→ Task objective
Filter the entries below, keeping only lines with "title".
------------------------------------------------
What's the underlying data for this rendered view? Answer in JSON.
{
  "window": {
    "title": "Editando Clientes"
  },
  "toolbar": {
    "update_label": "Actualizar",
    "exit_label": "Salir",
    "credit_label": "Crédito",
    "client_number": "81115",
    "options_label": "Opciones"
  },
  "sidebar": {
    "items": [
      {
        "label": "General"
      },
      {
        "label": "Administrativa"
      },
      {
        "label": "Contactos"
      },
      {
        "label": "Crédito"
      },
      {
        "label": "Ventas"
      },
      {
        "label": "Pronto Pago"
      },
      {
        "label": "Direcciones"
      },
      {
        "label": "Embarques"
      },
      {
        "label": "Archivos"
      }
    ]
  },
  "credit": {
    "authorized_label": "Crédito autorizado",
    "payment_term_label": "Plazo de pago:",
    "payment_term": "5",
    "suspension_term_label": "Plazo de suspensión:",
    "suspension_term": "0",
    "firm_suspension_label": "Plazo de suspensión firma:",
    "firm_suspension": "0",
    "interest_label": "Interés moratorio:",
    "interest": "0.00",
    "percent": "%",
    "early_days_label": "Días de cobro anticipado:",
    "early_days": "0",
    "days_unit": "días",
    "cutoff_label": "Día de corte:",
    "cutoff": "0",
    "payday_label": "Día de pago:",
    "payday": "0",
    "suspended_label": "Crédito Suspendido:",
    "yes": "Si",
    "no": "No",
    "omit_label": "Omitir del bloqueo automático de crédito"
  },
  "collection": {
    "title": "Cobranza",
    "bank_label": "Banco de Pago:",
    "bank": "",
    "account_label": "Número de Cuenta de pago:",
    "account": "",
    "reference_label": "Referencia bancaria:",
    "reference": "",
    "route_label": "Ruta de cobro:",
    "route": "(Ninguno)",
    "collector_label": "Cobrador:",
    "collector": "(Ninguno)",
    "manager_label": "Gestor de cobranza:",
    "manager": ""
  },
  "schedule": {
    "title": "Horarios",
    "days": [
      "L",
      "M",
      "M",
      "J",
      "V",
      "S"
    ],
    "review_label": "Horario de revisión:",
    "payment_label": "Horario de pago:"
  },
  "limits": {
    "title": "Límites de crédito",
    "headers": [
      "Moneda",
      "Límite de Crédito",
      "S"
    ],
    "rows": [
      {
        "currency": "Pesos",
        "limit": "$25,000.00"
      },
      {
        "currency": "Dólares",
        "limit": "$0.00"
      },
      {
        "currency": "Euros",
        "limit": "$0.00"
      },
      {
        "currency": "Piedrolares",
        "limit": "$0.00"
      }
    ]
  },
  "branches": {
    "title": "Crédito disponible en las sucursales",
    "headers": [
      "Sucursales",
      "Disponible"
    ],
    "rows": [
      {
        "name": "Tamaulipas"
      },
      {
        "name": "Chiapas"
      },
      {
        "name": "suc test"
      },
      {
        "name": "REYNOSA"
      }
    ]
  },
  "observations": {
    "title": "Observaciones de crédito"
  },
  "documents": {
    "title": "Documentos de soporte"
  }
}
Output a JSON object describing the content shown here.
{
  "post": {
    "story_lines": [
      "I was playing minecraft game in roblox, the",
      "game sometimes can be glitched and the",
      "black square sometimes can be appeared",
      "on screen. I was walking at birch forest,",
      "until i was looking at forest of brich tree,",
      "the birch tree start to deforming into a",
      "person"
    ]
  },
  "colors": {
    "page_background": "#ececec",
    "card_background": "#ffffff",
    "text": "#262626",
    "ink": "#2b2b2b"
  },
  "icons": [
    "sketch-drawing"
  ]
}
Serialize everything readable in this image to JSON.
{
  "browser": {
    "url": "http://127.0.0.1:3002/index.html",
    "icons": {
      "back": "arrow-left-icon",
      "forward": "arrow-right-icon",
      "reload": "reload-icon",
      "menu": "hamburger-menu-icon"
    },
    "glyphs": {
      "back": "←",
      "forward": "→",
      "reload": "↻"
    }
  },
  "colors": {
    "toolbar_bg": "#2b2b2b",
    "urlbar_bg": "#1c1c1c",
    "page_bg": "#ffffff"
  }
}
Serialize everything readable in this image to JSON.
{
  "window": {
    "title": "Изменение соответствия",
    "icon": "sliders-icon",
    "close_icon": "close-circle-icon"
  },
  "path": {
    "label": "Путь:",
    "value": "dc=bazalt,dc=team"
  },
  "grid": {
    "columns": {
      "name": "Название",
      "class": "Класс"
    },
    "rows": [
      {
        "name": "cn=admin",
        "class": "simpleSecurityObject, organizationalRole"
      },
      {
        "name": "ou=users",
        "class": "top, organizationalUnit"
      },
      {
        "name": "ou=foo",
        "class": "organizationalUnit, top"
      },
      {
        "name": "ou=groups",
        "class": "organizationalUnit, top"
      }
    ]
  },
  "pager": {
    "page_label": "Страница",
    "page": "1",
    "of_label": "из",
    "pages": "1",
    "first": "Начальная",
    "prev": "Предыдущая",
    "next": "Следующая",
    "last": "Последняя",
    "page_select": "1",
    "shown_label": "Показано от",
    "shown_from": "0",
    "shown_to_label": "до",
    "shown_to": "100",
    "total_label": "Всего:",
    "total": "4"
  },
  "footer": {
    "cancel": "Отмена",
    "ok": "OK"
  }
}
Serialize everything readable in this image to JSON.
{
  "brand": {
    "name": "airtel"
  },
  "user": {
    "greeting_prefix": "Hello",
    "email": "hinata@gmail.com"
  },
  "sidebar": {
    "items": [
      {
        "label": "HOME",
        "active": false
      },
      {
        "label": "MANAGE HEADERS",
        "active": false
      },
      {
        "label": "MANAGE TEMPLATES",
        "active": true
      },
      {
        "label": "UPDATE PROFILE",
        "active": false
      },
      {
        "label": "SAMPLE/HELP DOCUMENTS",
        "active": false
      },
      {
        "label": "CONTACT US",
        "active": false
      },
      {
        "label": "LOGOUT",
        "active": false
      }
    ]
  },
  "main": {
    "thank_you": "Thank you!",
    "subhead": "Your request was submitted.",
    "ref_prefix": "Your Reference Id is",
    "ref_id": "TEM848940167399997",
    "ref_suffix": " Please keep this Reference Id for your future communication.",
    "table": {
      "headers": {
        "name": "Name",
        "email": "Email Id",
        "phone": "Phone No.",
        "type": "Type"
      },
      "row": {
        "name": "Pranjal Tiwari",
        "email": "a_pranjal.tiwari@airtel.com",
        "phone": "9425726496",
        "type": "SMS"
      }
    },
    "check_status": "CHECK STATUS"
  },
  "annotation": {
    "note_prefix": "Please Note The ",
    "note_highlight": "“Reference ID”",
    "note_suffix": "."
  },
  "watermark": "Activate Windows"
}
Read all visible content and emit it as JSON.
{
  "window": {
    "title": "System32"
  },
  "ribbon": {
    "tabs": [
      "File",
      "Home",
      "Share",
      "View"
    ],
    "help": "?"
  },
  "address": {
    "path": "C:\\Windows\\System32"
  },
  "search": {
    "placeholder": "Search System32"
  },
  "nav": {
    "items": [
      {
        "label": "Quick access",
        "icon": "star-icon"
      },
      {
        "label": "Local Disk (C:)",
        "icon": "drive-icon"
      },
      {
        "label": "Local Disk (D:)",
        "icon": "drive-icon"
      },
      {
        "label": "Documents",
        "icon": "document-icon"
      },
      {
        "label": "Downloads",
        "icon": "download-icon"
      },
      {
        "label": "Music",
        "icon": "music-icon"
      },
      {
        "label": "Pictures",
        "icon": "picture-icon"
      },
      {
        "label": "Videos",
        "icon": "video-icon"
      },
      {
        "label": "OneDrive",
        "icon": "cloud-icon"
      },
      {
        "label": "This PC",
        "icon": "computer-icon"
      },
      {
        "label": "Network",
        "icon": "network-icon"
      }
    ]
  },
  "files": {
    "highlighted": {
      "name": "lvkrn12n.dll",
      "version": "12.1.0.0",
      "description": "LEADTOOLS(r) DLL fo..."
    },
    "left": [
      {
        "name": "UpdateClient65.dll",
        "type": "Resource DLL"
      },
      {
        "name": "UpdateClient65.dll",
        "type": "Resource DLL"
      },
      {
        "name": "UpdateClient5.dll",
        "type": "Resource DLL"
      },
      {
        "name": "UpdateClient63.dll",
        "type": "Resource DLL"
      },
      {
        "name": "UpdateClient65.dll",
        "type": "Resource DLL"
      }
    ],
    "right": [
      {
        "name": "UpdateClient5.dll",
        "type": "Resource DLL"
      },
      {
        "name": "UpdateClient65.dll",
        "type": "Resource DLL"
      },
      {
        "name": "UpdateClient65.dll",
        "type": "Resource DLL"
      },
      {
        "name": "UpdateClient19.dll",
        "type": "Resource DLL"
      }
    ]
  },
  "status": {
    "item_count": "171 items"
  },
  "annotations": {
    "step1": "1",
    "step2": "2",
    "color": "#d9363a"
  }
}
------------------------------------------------
→ Solution
    "title": "Editando Clientes"
    "title": "Cobranza",
    "title": "Horarios",
    "title": "Límites de crédito",
    "title": "Crédito disponible en las sucursales",
    "title": "Observaciones de crédito"
    "title": "Documentos de soporte"
    "title": "Изменение соответствия",
    "title": "System32"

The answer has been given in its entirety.